Beyond the Walls: Sites of Trauma and Suffering, Forgotten Australians and Institutionalisation via Punitive ‘Welfare’
Women’s and children’s welfare and institutionalisation are a neglected area of Australian public history, and the historic sites which operated as carceral venues within that field today stand largely forgotten, in many cases derelict. The prime example of such sites is the Parramatta Female Factory Precinct (PFFP). In practice, Australian women’s and children’s welfare was strongly focused on a punitive approach, resulting in many thousands of vulnerable people suffering significant harm at the hands of their ‘carers’. These victims comprise the group known as the ‘Forgotten Australians’. The article discusses the nature of the relationship between the historic sites and the narratives of individuals who were victims of the system, whether actually incarcerated or merely threatened with such. As a form of case study, the author’s own story of State wardship and her encounters with the welfare system is employed to illustrate the connections between the ‘generic’ stories embodied in the sites, the policies underlying the system, and the nature of institutionalisation. It is argued that immersion in the system can induce a form of institutionalisation in individuals even when they are not actually incarcerated.

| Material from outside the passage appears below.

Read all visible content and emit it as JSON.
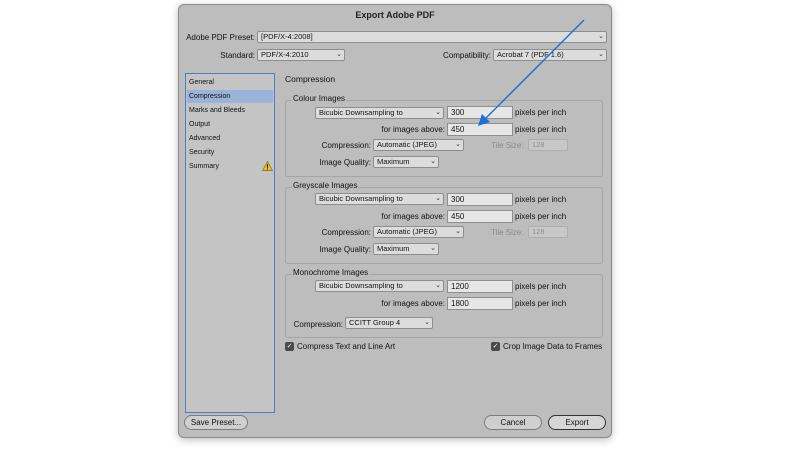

The effective omission of women’s and children’s welfare and the Forgotten Australians from the forthcoming national Australian Curriculum in History is discussed, with a focus on the potential of the PFFP to be developed as a public history venue emphasizing its educational possibilities as an excursion destination, and a source of public information on the field from convict settlement to the present day.

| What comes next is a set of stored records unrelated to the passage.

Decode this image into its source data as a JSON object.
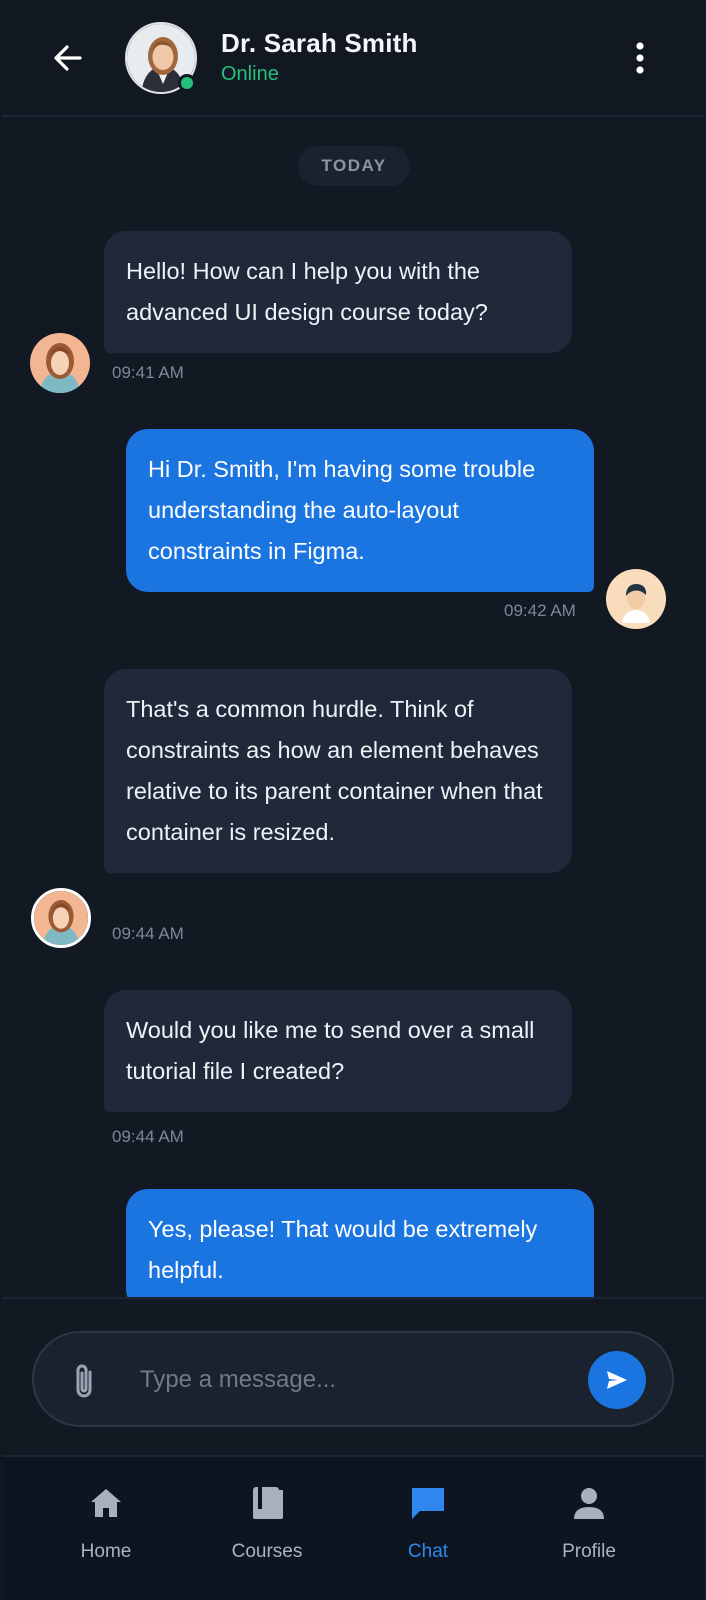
{
  "header": {
    "contact_name": "Dr. Sarah Smith",
    "contact_status": "Online",
    "back_icon": "arrow-left-icon",
    "more_icon": "more-vertical-icon"
  },
  "chat": {
    "day_label": "TODAY",
    "messages": [
      {
        "sender": "instructor",
        "text": "Hello! How can I help you with the advanced UI design course today?",
        "time": "09:41 AM"
      },
      {
        "sender": "user",
        "text": "Hi Dr. Smith, I'm having some trouble understanding the auto-layout constraints in Figma.",
        "time": "09:42 AM"
      },
      {
        "sender": "instructor",
        "text": "That's a common hurdle. Think of constraints as how an element behaves relative to its parent container when that container is resized.",
        "time": "09:44 AM"
      },
      {
        "sender": "instructor",
        "text": "Would you like me to send over a small tutorial file I created?",
        "time": "09:44 AM"
      },
      {
        "sender": "user",
        "text": "Yes, please! That would be extremely helpful.",
        "time": ""
      }
    ]
  },
  "composer": {
    "placeholder": "Type a message...",
    "value": "",
    "attach_icon": "paperclip-icon",
    "send_icon": "send-icon"
  },
  "nav": {
    "items": [
      {
        "label": "Home",
        "icon": "home-icon",
        "active": false
      },
      {
        "label": "Courses",
        "icon": "book-icon",
        "active": false
      },
      {
        "label": "Chat",
        "icon": "chat-icon",
        "active": true
      },
      {
        "label": "Profile",
        "icon": "person-icon",
        "active": false
      }
    ]
  },
  "colors": {
    "background": "#121922",
    "incoming_bubble": "#1f293a",
    "outgoing_bubble": "#1a75e0",
    "online": "#22c07a",
    "active_nav": "#2f86ee"
  }
}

Public History; Women; Children; Welfare; Institutionalisation; Incarceration; Trauma, Parramatta, Female Factory